NoTex. Penal Code § 36.01(3)Texas Lobby Guide

Texas Acceptance of Benefits  

Texas Ethics Commission, A Guide to Ethics Laws for State Officers and Employees

Texas “Can I Take It?” Guides:
Executive Branch
Legislative Branch

Ethics, Gift, and Honorarium Laws Made Easy
UtahNoYes
Utah Code Ann. §§ 36-11-304, 36-11-102(11)
Yes
Utah Code Ann. § 67-16-5
See substantive statutes.
VermontYes
Vt. Stat. Ann. tit. 3, § 1203g
Yes
Vt. Stat. Ann. tit. 2, §§ 261(6), 264(b)(3), 266
NoVt. Stat. Ann. tit. 2, § 261(6)

Vt. Stat. Ann.
tit. 3, § 1203g
Quick Summary: Vermont Code of Ethics for State Public Servants
VirginiaYes
Va. Code Ann. §§ 2.2-3103(9), 30-103 (11)
Yes
Va. Code Ann. §§ 2.2-3103, 30-103, 30-103.1
Yes
Va. Code Ann. §§ 2.2-3103(5), (6), 30-103(5), (6)
Va. Code Ann. §§ 30-101, 30-103.2
Virgin Islands
WashingtonYes
Wash. Rev. Code Ann. § 42.52.150 (1)-(3), (5)
Yes
Wash. Rev. Code Ann. §§ 42.52.130, 42.52.150(4)
Yes
Wash. Rev. Code Ann. § 42.52.140
Wash.
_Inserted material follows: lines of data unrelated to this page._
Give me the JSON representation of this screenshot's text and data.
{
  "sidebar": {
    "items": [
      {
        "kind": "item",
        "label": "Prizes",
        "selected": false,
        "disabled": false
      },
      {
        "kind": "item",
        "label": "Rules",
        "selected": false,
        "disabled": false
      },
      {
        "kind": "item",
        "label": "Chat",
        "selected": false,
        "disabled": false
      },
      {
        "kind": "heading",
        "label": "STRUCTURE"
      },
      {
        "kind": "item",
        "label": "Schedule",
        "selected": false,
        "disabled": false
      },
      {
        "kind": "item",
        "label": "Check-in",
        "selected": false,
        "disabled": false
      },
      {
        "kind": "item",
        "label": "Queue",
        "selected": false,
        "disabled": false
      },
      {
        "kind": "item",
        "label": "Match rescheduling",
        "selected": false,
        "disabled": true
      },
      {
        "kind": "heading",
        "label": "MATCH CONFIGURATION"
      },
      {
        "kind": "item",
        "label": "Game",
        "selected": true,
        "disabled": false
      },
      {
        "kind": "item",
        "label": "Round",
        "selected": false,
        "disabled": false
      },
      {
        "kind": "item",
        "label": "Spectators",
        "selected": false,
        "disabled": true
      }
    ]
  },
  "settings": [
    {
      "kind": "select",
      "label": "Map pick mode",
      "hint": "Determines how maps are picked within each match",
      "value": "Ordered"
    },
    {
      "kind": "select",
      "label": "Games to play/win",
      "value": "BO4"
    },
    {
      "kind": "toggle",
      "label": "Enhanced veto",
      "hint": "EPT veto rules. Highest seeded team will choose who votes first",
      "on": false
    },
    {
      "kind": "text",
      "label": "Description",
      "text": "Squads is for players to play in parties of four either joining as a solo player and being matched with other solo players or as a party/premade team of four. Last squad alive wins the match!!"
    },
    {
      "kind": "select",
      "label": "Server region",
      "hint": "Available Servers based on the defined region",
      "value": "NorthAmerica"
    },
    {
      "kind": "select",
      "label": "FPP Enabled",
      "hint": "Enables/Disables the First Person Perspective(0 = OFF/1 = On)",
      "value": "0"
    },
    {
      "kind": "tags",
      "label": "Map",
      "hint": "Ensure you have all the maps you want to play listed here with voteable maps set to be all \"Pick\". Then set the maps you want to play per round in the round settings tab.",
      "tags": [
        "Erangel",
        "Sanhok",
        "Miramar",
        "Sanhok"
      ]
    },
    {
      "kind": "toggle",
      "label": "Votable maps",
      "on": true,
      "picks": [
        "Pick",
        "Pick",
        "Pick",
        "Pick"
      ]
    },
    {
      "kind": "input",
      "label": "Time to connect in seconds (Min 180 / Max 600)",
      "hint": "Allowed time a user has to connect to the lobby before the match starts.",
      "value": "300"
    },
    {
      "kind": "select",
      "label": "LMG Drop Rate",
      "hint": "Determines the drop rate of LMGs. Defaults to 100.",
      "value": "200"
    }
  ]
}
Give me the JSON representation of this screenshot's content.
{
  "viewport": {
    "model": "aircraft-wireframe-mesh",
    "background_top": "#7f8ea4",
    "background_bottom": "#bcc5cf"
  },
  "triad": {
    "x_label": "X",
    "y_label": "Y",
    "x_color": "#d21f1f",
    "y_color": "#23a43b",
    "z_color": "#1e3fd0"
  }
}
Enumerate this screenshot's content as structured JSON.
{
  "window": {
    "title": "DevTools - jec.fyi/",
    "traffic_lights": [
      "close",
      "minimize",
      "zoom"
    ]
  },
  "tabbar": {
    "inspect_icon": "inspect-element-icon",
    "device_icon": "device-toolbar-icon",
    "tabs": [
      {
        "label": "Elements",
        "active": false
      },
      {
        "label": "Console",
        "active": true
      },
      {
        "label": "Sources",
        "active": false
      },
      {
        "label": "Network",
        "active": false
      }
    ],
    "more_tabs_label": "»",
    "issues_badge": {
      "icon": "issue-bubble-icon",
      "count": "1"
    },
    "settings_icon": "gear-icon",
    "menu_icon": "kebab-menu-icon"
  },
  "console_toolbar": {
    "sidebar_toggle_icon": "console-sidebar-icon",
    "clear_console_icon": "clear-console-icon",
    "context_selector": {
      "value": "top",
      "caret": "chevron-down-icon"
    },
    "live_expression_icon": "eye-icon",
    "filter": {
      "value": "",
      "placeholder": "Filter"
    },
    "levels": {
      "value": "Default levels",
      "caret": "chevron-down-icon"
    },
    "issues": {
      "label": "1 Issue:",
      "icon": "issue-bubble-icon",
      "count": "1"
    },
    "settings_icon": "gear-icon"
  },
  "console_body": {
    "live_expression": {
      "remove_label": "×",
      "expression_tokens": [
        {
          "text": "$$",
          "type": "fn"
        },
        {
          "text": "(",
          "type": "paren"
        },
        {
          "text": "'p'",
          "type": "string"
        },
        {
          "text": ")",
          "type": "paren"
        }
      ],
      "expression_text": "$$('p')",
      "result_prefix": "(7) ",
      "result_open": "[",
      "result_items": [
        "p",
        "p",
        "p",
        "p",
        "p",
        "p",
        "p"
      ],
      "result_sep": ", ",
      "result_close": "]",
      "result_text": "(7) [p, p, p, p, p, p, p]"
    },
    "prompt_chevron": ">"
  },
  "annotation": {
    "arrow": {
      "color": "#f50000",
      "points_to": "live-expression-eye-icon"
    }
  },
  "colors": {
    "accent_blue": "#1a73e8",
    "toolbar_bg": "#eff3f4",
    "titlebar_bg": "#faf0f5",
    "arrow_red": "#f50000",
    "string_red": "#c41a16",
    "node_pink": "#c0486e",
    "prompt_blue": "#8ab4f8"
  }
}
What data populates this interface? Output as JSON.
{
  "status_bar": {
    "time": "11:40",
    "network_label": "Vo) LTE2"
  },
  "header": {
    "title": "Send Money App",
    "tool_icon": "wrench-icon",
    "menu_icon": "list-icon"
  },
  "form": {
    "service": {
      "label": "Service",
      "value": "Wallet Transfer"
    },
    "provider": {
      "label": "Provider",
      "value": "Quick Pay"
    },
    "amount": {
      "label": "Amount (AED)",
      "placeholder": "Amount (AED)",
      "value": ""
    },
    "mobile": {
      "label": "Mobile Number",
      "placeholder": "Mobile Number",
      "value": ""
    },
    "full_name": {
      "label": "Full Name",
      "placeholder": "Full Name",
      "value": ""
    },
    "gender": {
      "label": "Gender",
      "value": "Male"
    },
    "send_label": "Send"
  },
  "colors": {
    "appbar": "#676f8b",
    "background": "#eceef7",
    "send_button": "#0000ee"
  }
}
Rev. Code Ann. § 42.52.010(9)Guidance on Gifts

Ethics in Public Service Act - Gifts
West VirginiaNoYes
[W. Va. Code §§ 6B-2-5(c)(1), (2), 61-5A-6
Yes
W. Va. Code § 6B-2-5(a), (c)
See substantive statutes.West Virginia Ethics Commission Guideline – Gift Guideline
WisconsinYes
Wis. Stat. Ann. §§ 19.45(3m), 19.56
Yes
Wis. Stat. Ann. § 13.625
Yes
Wis. Stat. Ann. § 19.45(2), (3)
Wis. Stat. Ann. § 19.42(1), (6)Standards of Conduct for State Public Officials, Lobbyists, And Lobbyists’ Employers

For State and Local Public Officials – Disposition and Reporting of Gifts

Gifts, Improper Use of Office, Lobbying
WyomingYes
Wyo. Stat. Ann. § 9-13-103
NoNoWyo. Stat. Ann. § 9-13-102(a)(i), (a)(ii), (a)(vi)Ethics Guide for Legislators